This will come as no surprise, but one of Raleigh’s most visible right-wingers is oversimplifying the Wake School diversity debate. In his daily column published on Monday, John Hood incorrectly characterized the debate as a “busing” issue. This is simply inaccurate. The Wake schools controversy is not about busing. It is about school excellence.
Several experts have already established that diversity is a necessary part of school excellence. Unfortunately, Hood troubles himself with using only one criterion, Charlotte-Mecklenburg’s rise in test scores for economically disadvantaged students, to supposedly demonstrate why Wake’s school board made the correct decision in dismantling its diversity policy with nothing to replace it.
CMS’s success should not be understated. It is fantastic that some economically disadvantaged students have been doing better on tests. The students deserve all of the credit for striving to be excellent. These students probably know that their success cannot be attributed solely to “neighborhood schools,” if at all. In fact, they probably understand that there are several issues that led to their increased scores. To put it simply, unlike Hood, they would not oversimplify.
Perhaps they would be able to point to the fact that CMS puts a lot of extra money into early childhood education. Hood did not address that point. Maybe they understand the hypocrisy of decrying what Hood describes as “language and tactics of the civil rights movement” while using the segregationist term “forced busing.” It is possible that they recognize that just because John Hood says there is not a legal argument against the change in policy does not mean that there are not several legal arguments.
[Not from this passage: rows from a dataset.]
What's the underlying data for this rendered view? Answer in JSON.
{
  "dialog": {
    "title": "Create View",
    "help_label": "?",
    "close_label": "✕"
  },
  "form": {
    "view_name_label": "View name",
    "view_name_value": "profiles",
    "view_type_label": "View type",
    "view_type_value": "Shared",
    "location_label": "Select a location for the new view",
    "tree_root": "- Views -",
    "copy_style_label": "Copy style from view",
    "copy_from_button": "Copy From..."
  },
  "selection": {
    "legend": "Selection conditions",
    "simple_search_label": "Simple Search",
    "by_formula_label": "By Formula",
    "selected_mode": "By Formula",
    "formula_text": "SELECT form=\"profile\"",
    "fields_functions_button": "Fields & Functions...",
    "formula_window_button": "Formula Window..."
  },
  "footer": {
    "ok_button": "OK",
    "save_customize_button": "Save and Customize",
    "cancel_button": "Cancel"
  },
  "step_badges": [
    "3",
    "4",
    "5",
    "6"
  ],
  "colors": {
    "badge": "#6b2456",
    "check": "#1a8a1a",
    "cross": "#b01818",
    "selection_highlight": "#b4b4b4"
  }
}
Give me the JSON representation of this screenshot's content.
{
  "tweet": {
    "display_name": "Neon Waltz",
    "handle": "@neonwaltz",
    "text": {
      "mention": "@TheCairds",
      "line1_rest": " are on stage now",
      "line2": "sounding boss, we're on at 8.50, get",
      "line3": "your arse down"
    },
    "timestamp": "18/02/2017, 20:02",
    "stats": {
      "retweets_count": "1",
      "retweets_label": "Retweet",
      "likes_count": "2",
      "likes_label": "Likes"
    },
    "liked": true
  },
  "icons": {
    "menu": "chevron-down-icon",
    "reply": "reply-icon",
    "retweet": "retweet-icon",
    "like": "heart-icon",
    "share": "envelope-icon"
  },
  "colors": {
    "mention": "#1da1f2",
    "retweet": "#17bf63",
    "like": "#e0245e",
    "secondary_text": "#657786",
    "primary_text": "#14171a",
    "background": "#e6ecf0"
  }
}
Maybe they would say that research should be done to see why the scores have increased.
While I am sure that the students in CMS have a friendly competition with Wake County, they probably do not strike the almost celebratory tone Hood seems to favor when discussing the CMS scores as compared to Wake. They probably do not wish any educational harm to students who look like, live like and suffer through poverty like they do. It may be likely that CMS students would look for solutions before looking to claim a victor in the diversity/school excellence debate.
To be sure, Wake County’s system has work to do to become truly excellent. There was work to be done before the distraction of the false “forced busing” issue was concocted. There was also an awful lot to be proud of such as the fact that Newsweek ranked all of Wake County’s high schools among the top 6% of public high schools in the country.
Ultimately, one would hope that the students in both districts would say that we should rely upon solid, comprehensive research to find out how all North Carolina schools can improve instead of falling back on the lame ideological attacks on “liberals” or manufacturing a contrived competition between school systems.